INSTRUCTIONS TO FOLLOW: Copy out every line of the data that has the word "山河四省科技大学" somewhere in it.

---*---

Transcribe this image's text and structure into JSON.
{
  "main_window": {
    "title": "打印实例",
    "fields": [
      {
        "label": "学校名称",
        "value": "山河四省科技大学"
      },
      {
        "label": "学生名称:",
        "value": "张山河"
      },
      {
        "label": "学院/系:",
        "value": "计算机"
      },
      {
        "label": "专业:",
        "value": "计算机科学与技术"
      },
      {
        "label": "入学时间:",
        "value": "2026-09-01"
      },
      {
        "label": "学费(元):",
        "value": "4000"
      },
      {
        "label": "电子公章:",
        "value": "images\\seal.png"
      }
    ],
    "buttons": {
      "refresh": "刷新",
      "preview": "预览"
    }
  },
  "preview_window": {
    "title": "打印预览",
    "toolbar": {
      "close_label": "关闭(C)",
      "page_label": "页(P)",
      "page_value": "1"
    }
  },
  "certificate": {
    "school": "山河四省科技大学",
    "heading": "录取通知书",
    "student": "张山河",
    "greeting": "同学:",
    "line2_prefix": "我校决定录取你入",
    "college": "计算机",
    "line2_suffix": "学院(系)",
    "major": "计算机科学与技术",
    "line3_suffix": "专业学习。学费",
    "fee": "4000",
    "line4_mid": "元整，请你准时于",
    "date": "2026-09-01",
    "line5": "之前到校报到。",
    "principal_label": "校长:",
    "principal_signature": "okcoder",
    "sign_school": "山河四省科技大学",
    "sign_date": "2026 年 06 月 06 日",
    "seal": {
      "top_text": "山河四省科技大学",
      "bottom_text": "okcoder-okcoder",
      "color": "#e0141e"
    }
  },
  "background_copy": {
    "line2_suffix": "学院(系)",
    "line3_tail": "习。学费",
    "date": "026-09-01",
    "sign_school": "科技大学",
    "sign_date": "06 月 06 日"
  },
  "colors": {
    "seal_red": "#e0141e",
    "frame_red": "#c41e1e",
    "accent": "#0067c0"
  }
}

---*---

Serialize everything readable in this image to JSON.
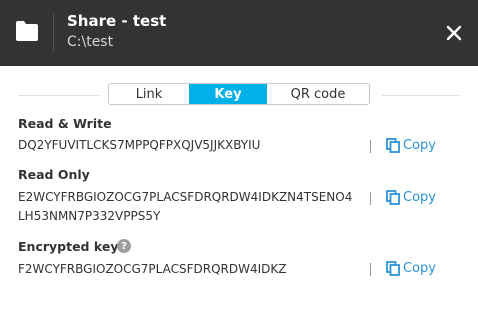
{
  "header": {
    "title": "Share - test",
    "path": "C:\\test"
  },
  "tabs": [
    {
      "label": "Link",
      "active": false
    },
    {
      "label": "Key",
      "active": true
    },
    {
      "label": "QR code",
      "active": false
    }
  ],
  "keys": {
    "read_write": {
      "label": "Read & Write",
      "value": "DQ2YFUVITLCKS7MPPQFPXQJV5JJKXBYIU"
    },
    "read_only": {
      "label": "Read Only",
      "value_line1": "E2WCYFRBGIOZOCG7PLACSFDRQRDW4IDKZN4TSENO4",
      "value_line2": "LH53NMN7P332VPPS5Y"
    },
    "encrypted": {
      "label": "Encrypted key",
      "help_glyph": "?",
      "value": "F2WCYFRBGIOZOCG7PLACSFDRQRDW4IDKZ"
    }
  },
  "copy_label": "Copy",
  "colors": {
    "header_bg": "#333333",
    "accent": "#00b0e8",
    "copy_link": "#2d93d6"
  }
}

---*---

FINISHED EXERCISE:
        "value": "山河四省科技大学"
    "school": "山河四省科技大学",
    "sign_school": "山河四省科技大学",
      "top_text": "山河四省科技大学",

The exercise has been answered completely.